*Task to carry out*. Whenever the word "value" turns up in a line of the data below, copy that line.

Entries from a dataset of interfaces:
*-*-*

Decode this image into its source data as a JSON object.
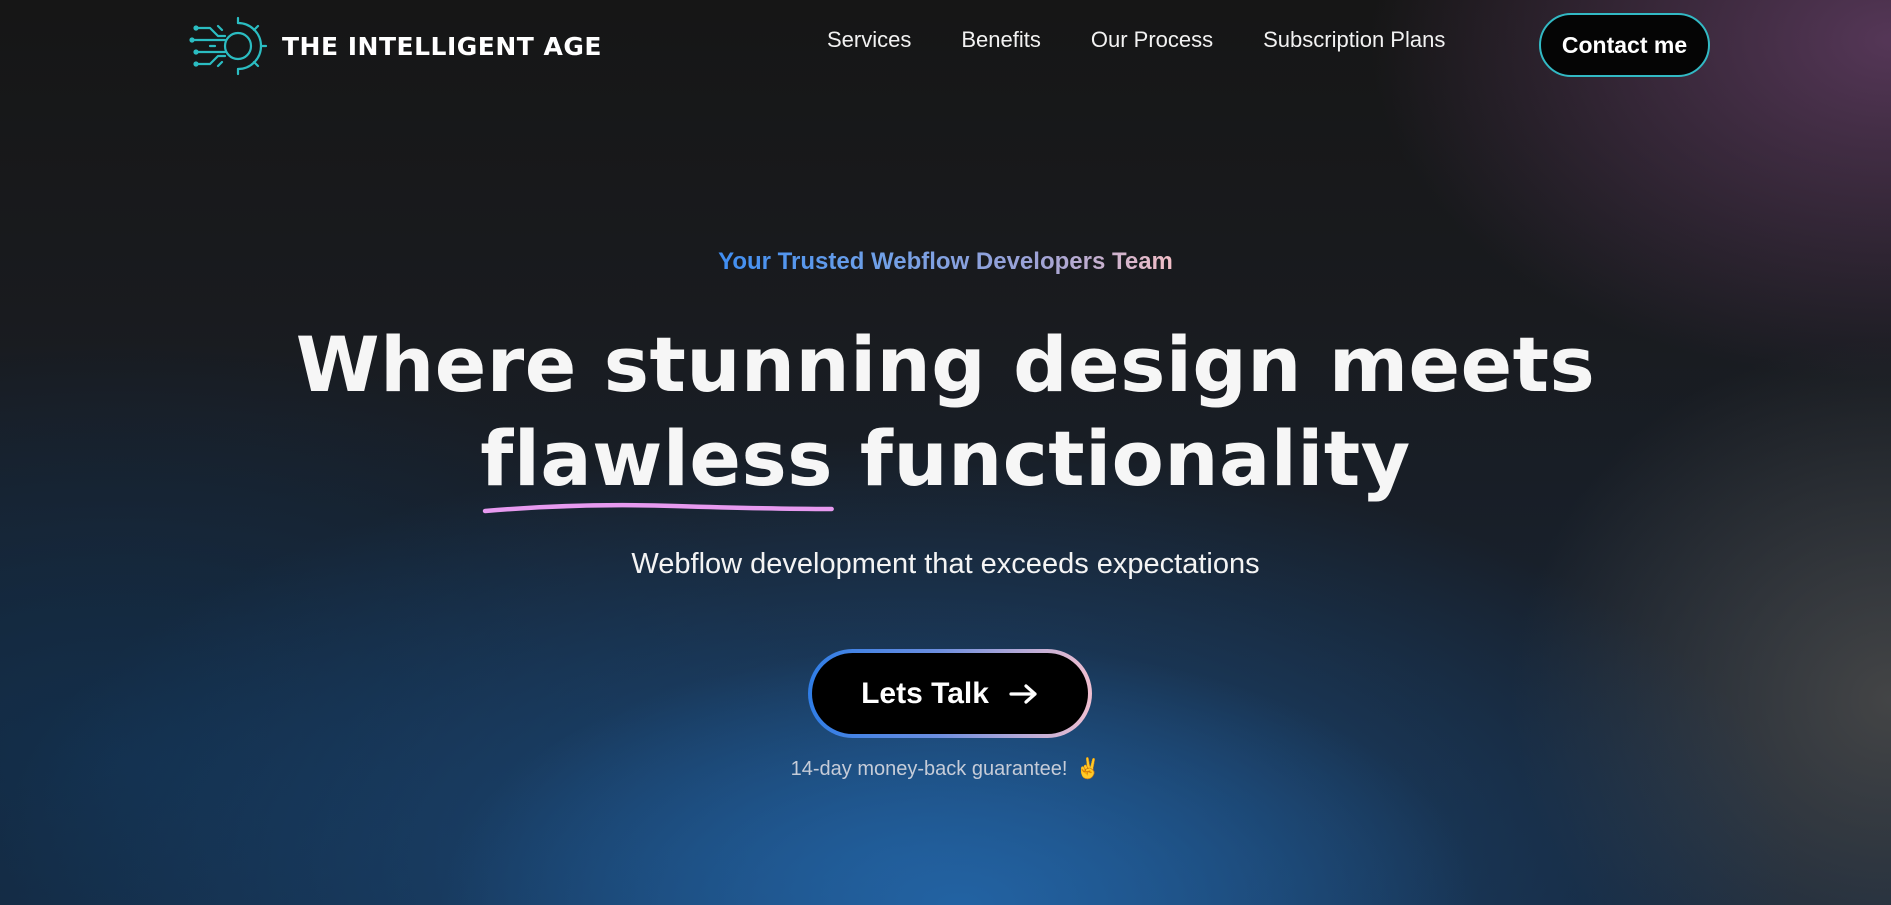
{
  "header": {
    "brand": "THE INTELLIGENT AGE",
    "nav": [
      {
        "label": "Services"
      },
      {
        "label": "Benefits"
      },
      {
        "label": "Our Process"
      },
      {
        "label": "Subscription Plans"
      }
    ],
    "contact_label": "Contact me"
  },
  "hero": {
    "eyebrow": "Your Trusted Webflow Developers Team",
    "headline_line1": "Where stunning design meets",
    "headline_underlined": "flawless",
    "headline_line2_rest": "functionality",
    "subtitle": "Webflow development that exceeds expectations",
    "cta_label": "Lets Talk",
    "guarantee": "14-day money-back guarantee!"
  },
  "icons": {
    "logo": "gear-circuit-icon",
    "cta": "arrow-right-icon",
    "guarantee": "victory-hand-icon"
  },
  "colors": {
    "accent_teal": "#32b9c4",
    "eyebrow_start": "#3f8ef2",
    "eyebrow_end": "#f3bfc7",
    "underline": "#e79af0"
  }
}
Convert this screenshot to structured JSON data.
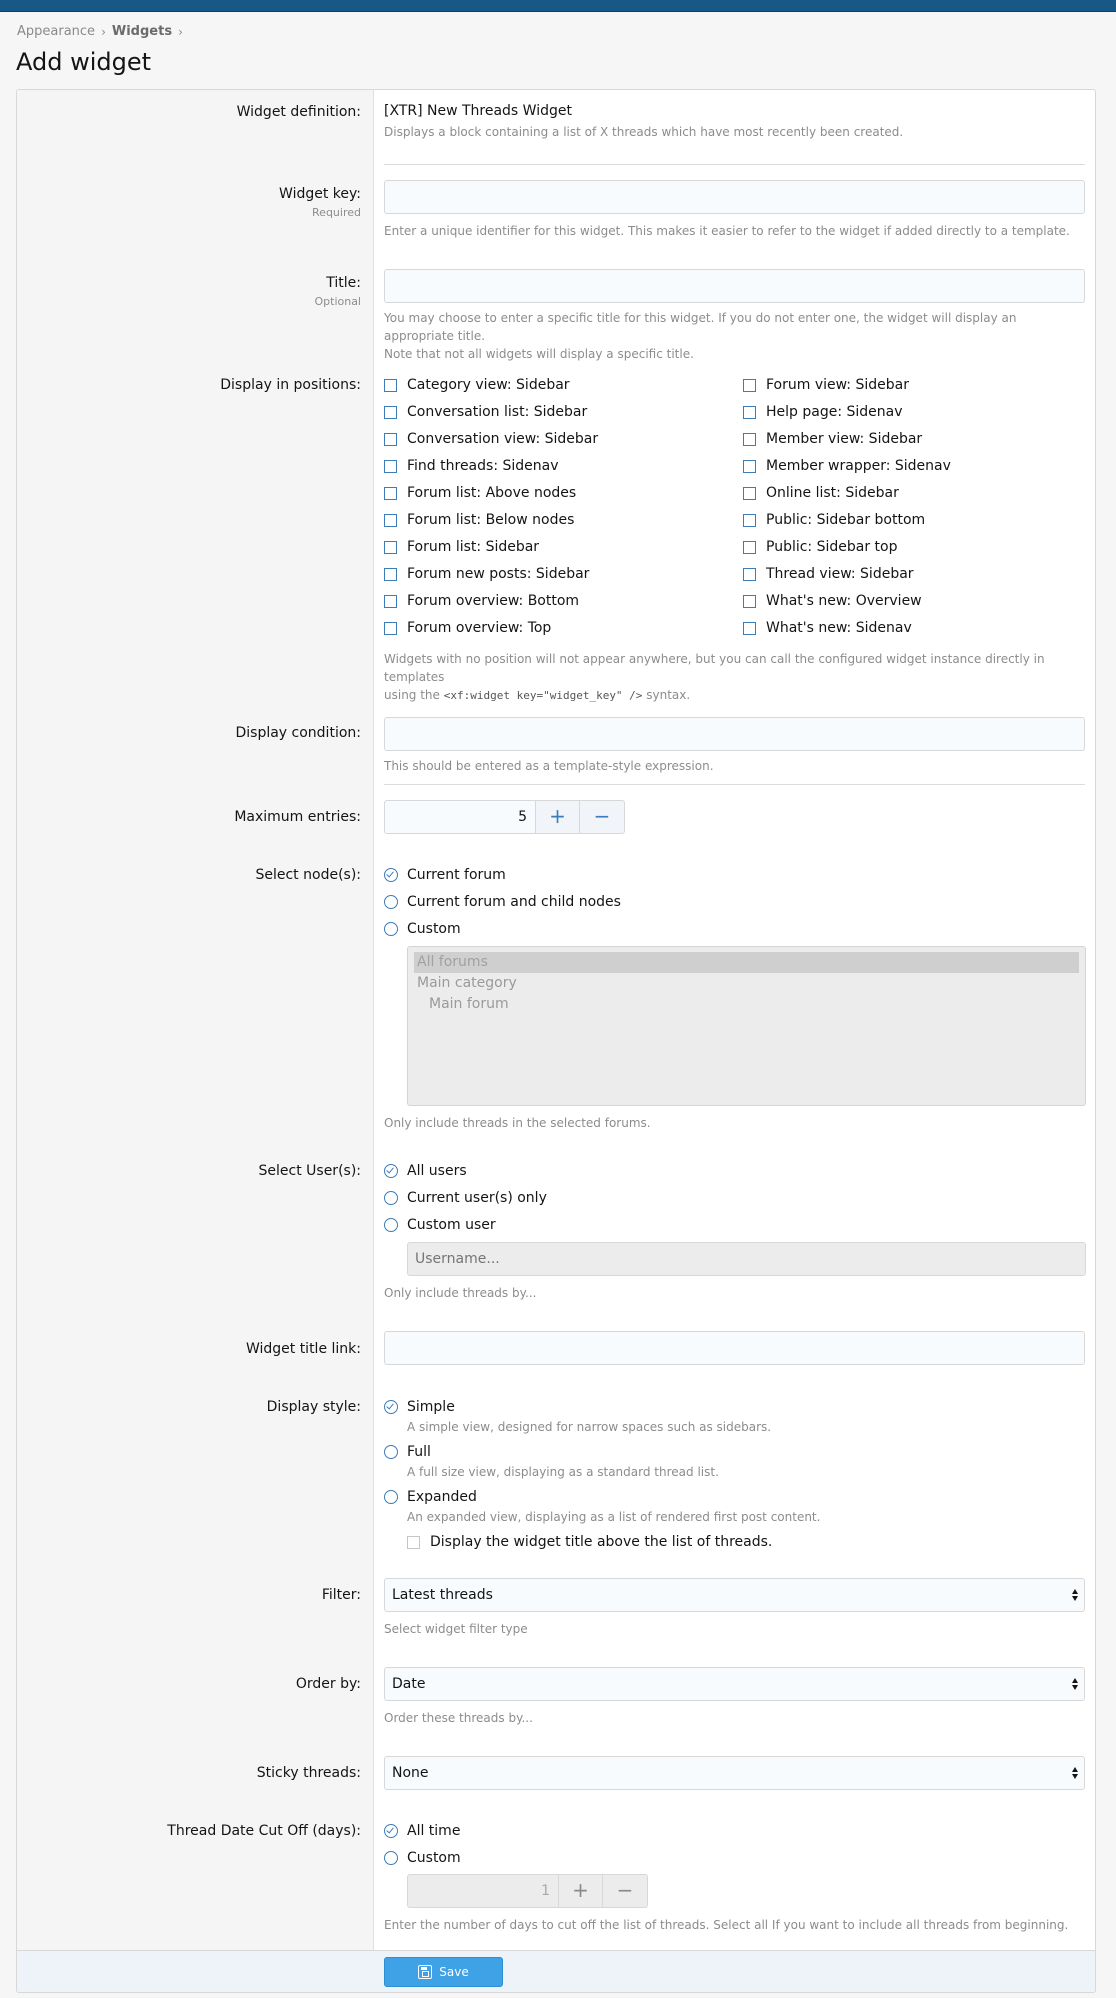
{
  "breadcrumb": [
    "Appearance",
    "Widgets"
  ],
  "page_title": "Add widget",
  "widget_definition": {
    "label": "Widget definition:",
    "value": "[XTR] New Threads Widget",
    "description": "Displays a block containing a list of X threads which have most recently been created."
  },
  "widget_key": {
    "label": "Widget key:",
    "sublabel": "Required",
    "value": "",
    "hint": "Enter a unique identifier for this widget. This makes it easier to refer to the widget if added directly to a template."
  },
  "title_field": {
    "label": "Title:",
    "sublabel": "Optional",
    "value": "",
    "hint_line1": "You may choose to enter a specific title for this widget. If you do not enter one, the widget will display an appropriate title.",
    "hint_line2": "Note that not all widgets will display a specific title."
  },
  "positions": {
    "label": "Display in positions:",
    "left": [
      "Category view: Sidebar",
      "Conversation list: Sidebar",
      "Conversation view: Sidebar",
      "Find threads: Sidenav",
      "Forum list: Above nodes",
      "Forum list: Below nodes",
      "Forum list: Sidebar",
      "Forum new posts: Sidebar",
      "Forum overview: Bottom",
      "Forum overview: Top"
    ],
    "right": [
      "Forum view: Sidebar",
      "Help page: Sidenav",
      "Member view: Sidebar",
      "Member wrapper: Sidenav",
      "Online list: Sidebar",
      "Public: Sidebar bottom",
      "Public: Sidebar top",
      "Thread view: Sidebar",
      "What's new: Overview",
      "What's new: Sidenav"
    ],
    "hint_line1": "Widgets with no position will not appear anywhere, but you can call the configured widget instance directly in templates",
    "hint_line2_pre": "using the ",
    "hint_code": "<xf:widget key=\"widget_key\" />",
    "hint_line2_post": " syntax."
  },
  "display_condition": {
    "label": "Display condition:",
    "value": "",
    "hint": "This should be entered as a template-style expression."
  },
  "max_entries": {
    "label": "Maximum entries:",
    "value": "5",
    "plus": "+",
    "minus": "−"
  },
  "select_nodes": {
    "label": "Select node(s):",
    "options": [
      "Current forum",
      "Current forum and child nodes",
      "Custom"
    ],
    "selected_index": 0,
    "list": [
      "All forums",
      "Main category",
      "Main forum"
    ],
    "hint": "Only include threads in the selected forums."
  },
  "select_users": {
    "label": "Select User(s):",
    "options": [
      "All users",
      "Current user(s) only",
      "Custom user"
    ],
    "selected_index": 0,
    "placeholder": "Username...",
    "hint": "Only include threads by..."
  },
  "title_link": {
    "label": "Widget title link:",
    "value": ""
  },
  "display_style": {
    "label": "Display style:",
    "options": [
      {
        "title": "Simple",
        "desc": "A simple view, designed for narrow spaces such as sidebars."
      },
      {
        "title": "Full",
        "desc": "A full size view, displaying as a standard thread list."
      },
      {
        "title": "Expanded",
        "desc": "An expanded view, displaying as a list of rendered first post content."
      }
    ],
    "selected_index": 0,
    "sub_checkbox": "Display the widget title above the list of threads."
  },
  "filter": {
    "label": "Filter:",
    "value": "Latest threads",
    "hint": "Select widget filter type"
  },
  "order_by": {
    "label": "Order by:",
    "value": "Date",
    "hint": "Order these threads by..."
  },
  "sticky": {
    "label": "Sticky threads:",
    "value": "None"
  },
  "cutoff": {
    "label": "Thread Date Cut Off (days):",
    "options": [
      "All time",
      "Custom"
    ],
    "selected_index": 0,
    "value": "1",
    "plus": "+",
    "minus": "−",
    "hint": "Enter the number of days to cut off the list of threads. Select all If you want to include all threads from beginning."
  },
  "save_label": "Save",
  "colors": {
    "header": "#185886",
    "accent": "#3c7cb7",
    "button": "#3fa2e6"
  }
}
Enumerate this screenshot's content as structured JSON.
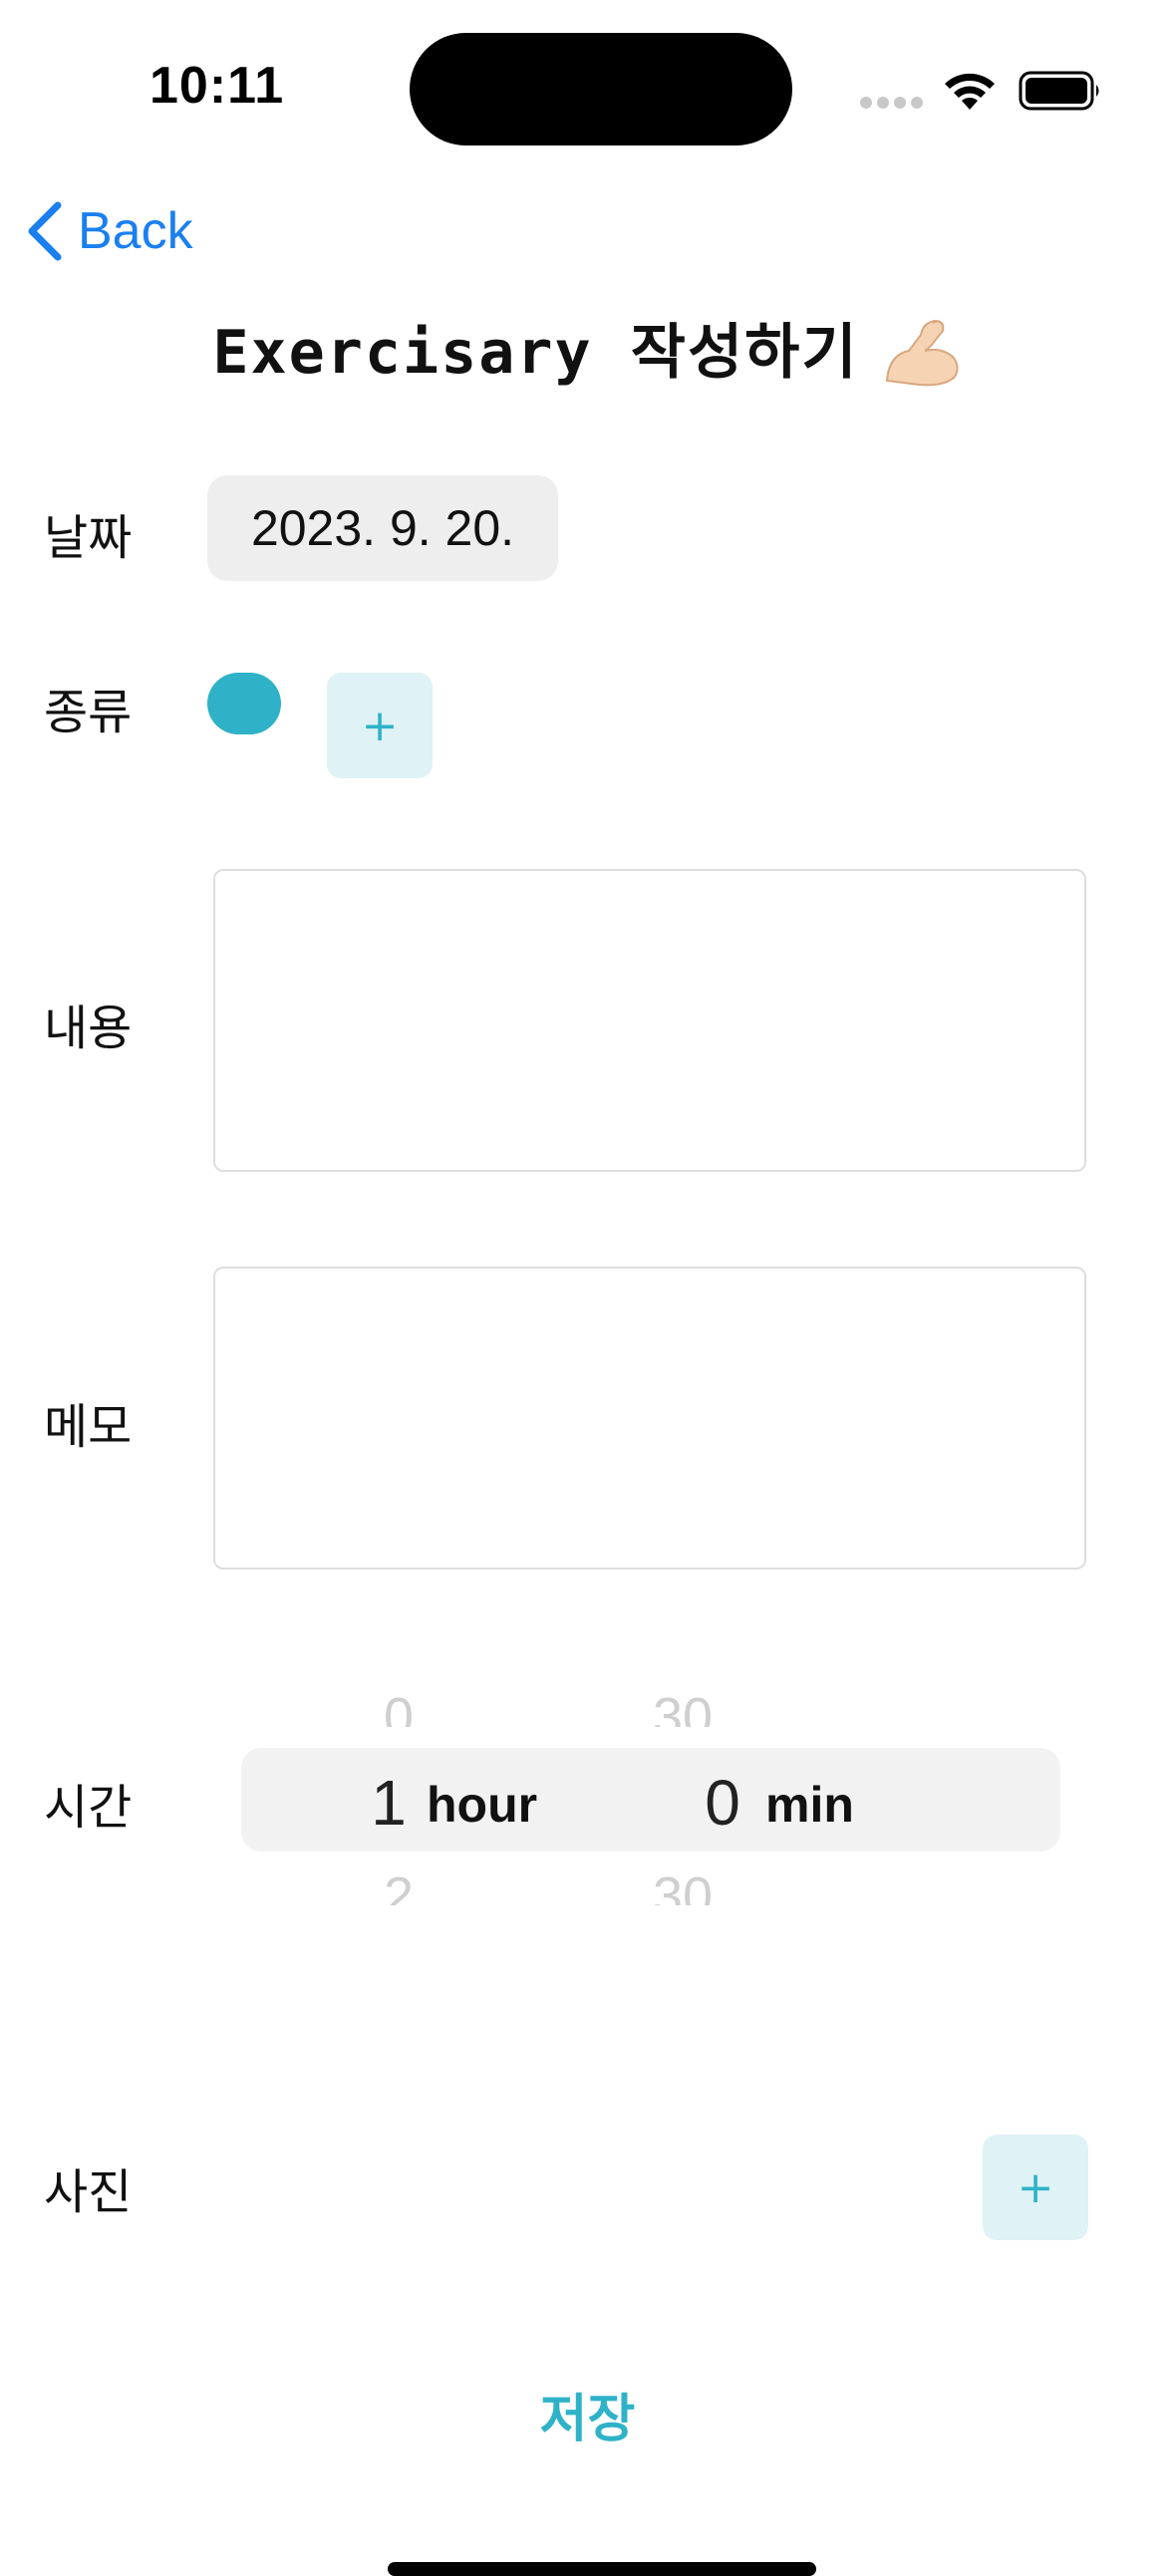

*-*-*

*Solution to the problem*.
    "value": "[XTR] New Threads Widget",
    "value": "",
    "value": "",
    "value": "",
    "value": "5",
    "value": ""
    "value": "Latest threads",
    "value": "Date",
    "value": "None"
    "value": "1",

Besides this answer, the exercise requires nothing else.